Campaign Contributions and Party-Candidate Competition in Services and Policies

Campaign Contributions and Party-Candidate Competition in Services and Policies

By David P. Baron, Jongryn Mo
1991Working Paper No. 1151
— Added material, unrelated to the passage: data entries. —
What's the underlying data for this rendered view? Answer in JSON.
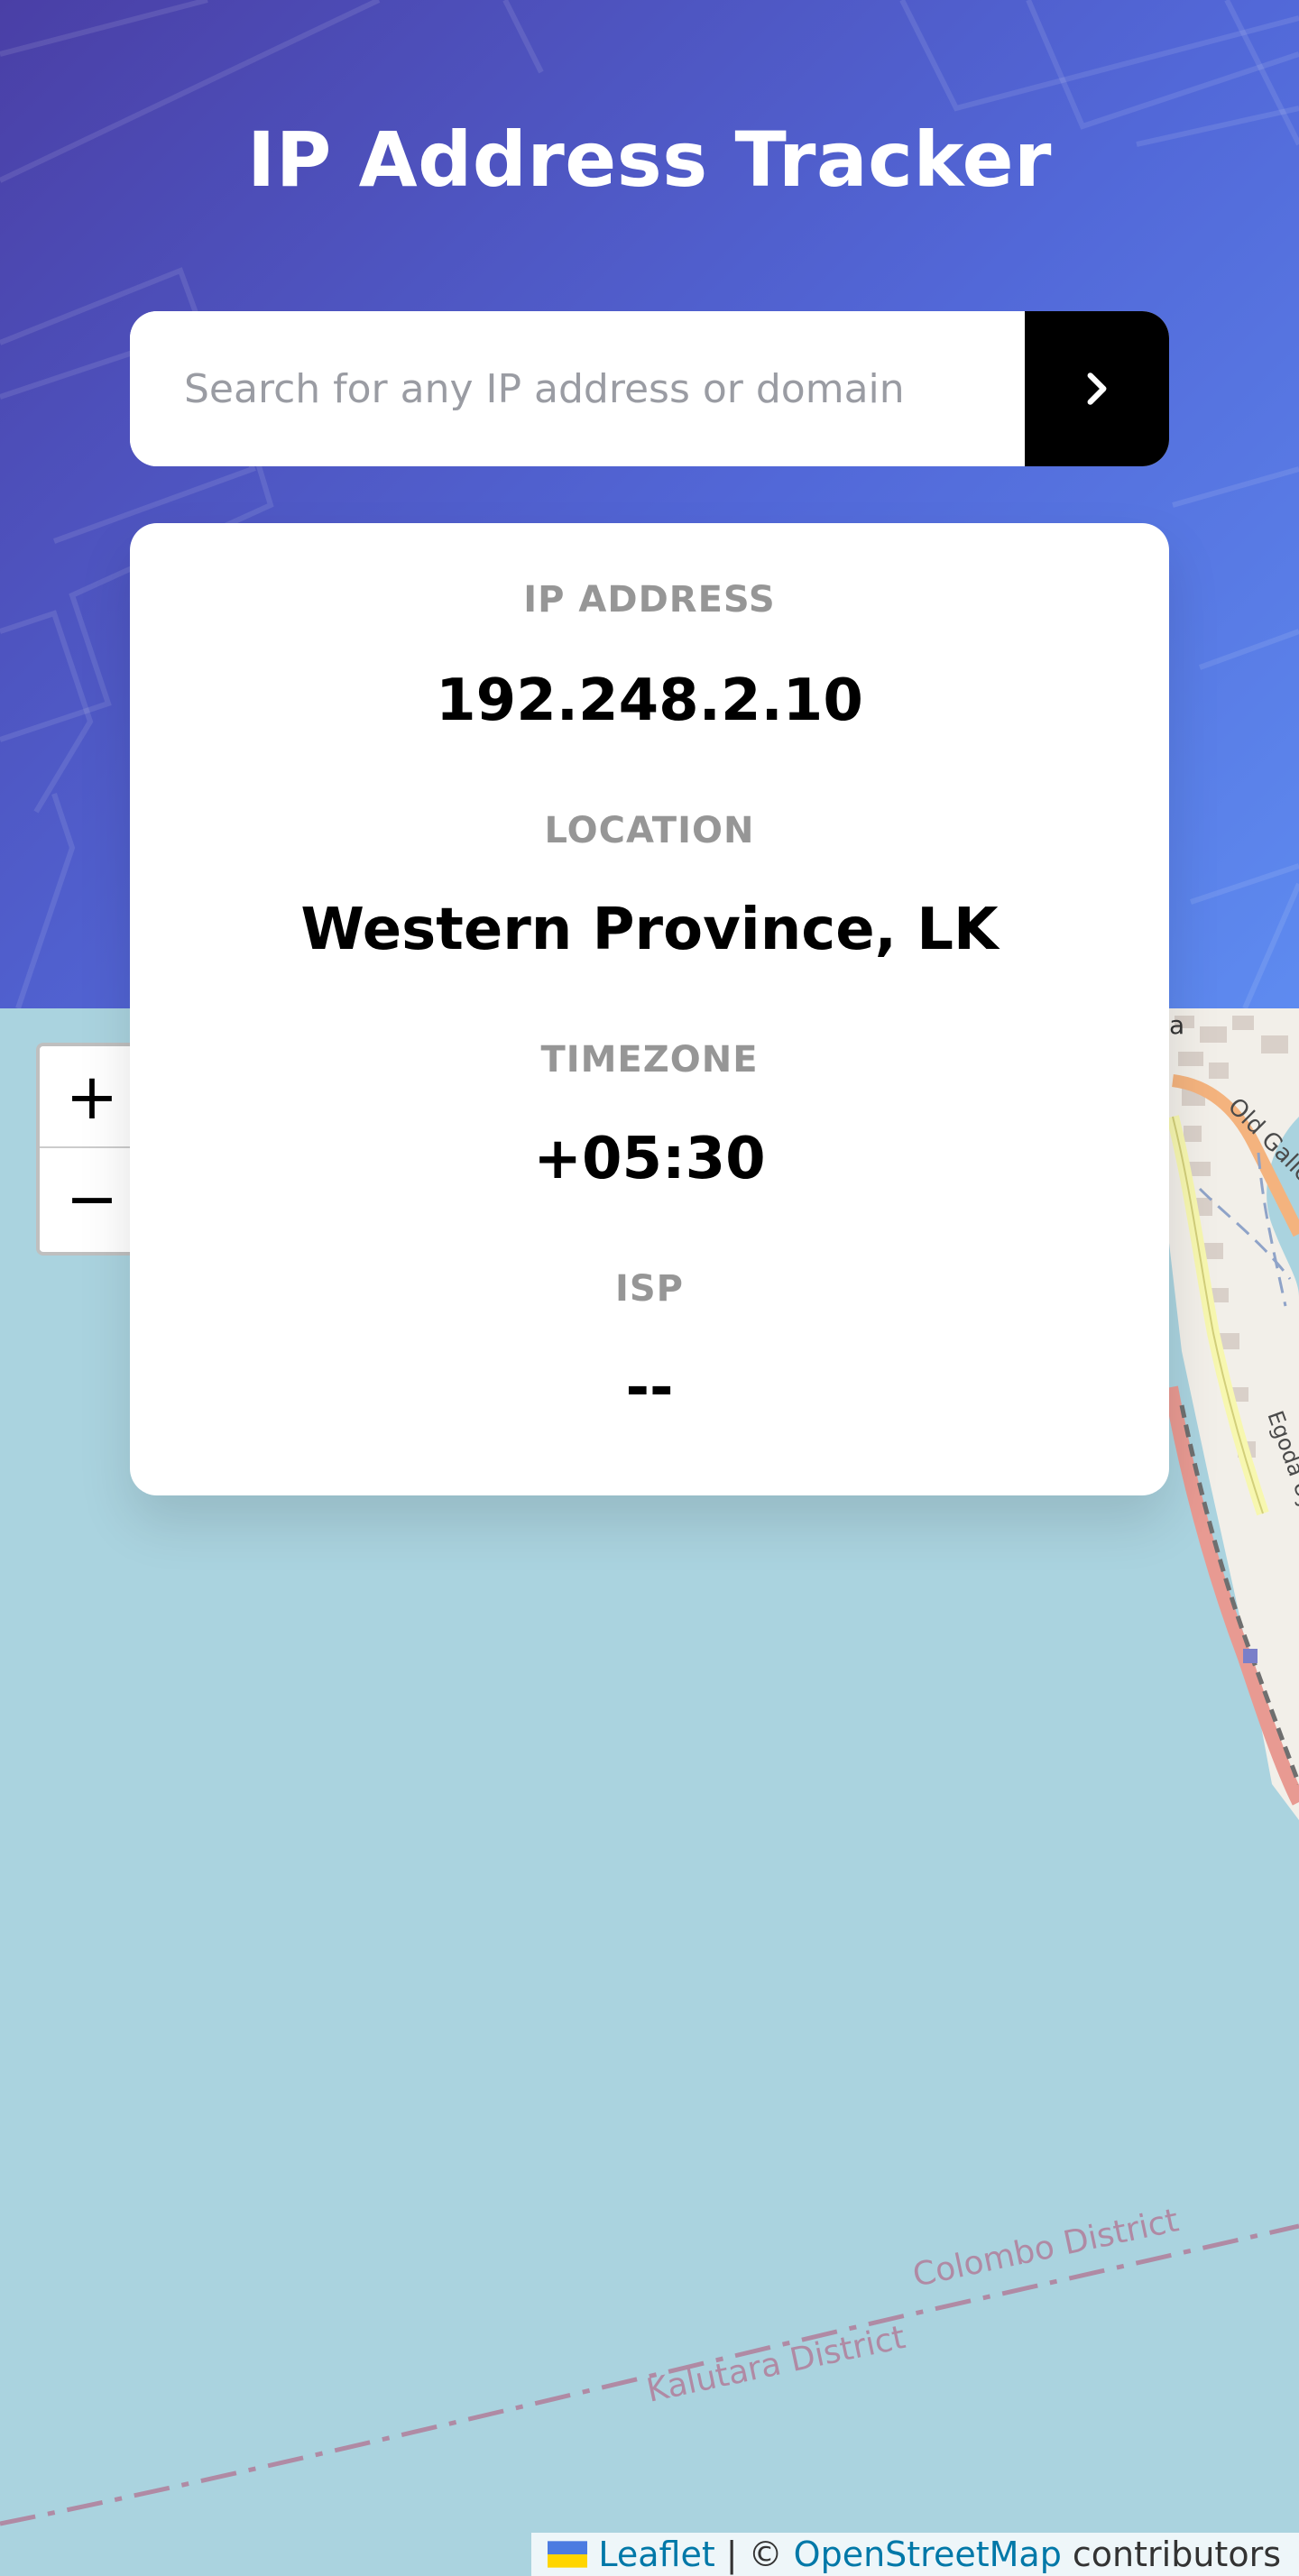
{
  "app": {
    "title": "IP Address Tracker"
  },
  "search": {
    "placeholder": "Search for any IP address or domain",
    "value": "",
    "submit_icon": "chevron-right-icon"
  },
  "info": {
    "ip_label": "IP ADDRESS",
    "ip_value": "192.248.2.10",
    "location_label": "LOCATION",
    "location_value": "Western Province, LK",
    "timezone_label": "TIMEZONE",
    "timezone_value": "+05:30",
    "isp_label": "ISP",
    "isp_value": "--"
  },
  "map": {
    "zoom_in_label": "+",
    "zoom_out_label": "−",
    "district_north": "Colombo District",
    "district_south": "Kalutara District",
    "road_1": "Old Galle",
    "road_2": "Egoda Uyana Road",
    "partial_label": "a",
    "attribution": {
      "leaflet": "Leaflet",
      "separator": "|",
      "copyright": "©",
      "osm": "OpenStreetMap",
      "contributors": "contributors"
    },
    "colors": {
      "water": "#aad3df",
      "land": "#f2efe9",
      "boundary": "#b08aa4"
    }
  },
  "colors": {
    "header_gradient_start": "#4a3fa6",
    "header_gradient_end": "#5e8bf0",
    "button_bg": "#000000",
    "label_gray": "#969696"
  }
}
I. Introduction Political parties, their candidates, and their contributors are involved in a complex relationship in which policy positions are taken by parties, candidates compete for votes and for campaign contributions, interest groups and individuals make campaign contributions, elections are held, and successful candidates take actions some of which may benefit their contributors. Electoral competition thus involves both parties and their candidates, and competition takes place both in policy positions and in services provided to constituents and interest groups. In the model, the sophisticated players are parties, candidates, and interest groups, and voters are assumed to be unsophisticated and to vote based on the electoral campaigns. Parties choose policies, candidates provide services, and interest groups make campaign contributions in response to offers of services. The model is intended to reflect the importance of services provided to contributors and to recognize that it is candidates rather than parties that provide services. Furthermore, those services which are private can be provided by whichever candidate is the winner of the election. The model also recognizes that the preferences of parties and candidates can differ, particularly because the candidates and not parties are the providers of services. The theory developed here characterizes the equilibrium relationship among 1) the strategies of parties as they compete through policy position-taking and candidates as they compete by pledging to provide services to interest groups, 2) the campaign contribution strategies of interest groups, and 3) the effect of those contributions on expectations about election outcomes. Parties are assumed to have preferences both for winning and for policy outcomes, and candidates have preferences for being in office but incur a cost of providing constituent ser- _x000B_